▶ _The task_: Where the string "Pesquisar" occurs in a line of the data below, that line should be copied.

▶ _Excerpted data_:
== Segment start ==
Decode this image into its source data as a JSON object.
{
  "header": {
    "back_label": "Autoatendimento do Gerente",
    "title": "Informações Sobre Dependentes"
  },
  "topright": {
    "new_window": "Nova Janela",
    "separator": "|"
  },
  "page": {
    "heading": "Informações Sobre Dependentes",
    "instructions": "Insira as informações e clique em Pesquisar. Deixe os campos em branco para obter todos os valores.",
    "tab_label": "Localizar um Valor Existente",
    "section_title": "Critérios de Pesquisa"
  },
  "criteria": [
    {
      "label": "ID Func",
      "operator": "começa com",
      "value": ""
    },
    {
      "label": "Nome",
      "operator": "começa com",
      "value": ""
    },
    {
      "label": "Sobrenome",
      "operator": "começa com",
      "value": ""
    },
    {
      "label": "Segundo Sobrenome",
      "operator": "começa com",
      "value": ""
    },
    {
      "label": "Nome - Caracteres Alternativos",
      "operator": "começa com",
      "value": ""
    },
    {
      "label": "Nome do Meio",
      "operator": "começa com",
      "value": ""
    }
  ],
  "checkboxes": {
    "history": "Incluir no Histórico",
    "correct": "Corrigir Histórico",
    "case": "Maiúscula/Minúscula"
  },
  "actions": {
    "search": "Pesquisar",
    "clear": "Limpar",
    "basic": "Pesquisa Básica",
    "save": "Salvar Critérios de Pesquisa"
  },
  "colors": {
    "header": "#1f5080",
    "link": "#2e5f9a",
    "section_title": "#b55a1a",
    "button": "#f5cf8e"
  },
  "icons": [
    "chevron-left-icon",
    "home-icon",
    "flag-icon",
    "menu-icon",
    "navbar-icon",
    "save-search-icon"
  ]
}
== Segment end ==
▶ _Answer for this exercise_:
    "instructions": "Insira as informações e clique em Pesquisar. Deixe os campos em branco para obter todos os valores.",
    "search": "Pesquisar",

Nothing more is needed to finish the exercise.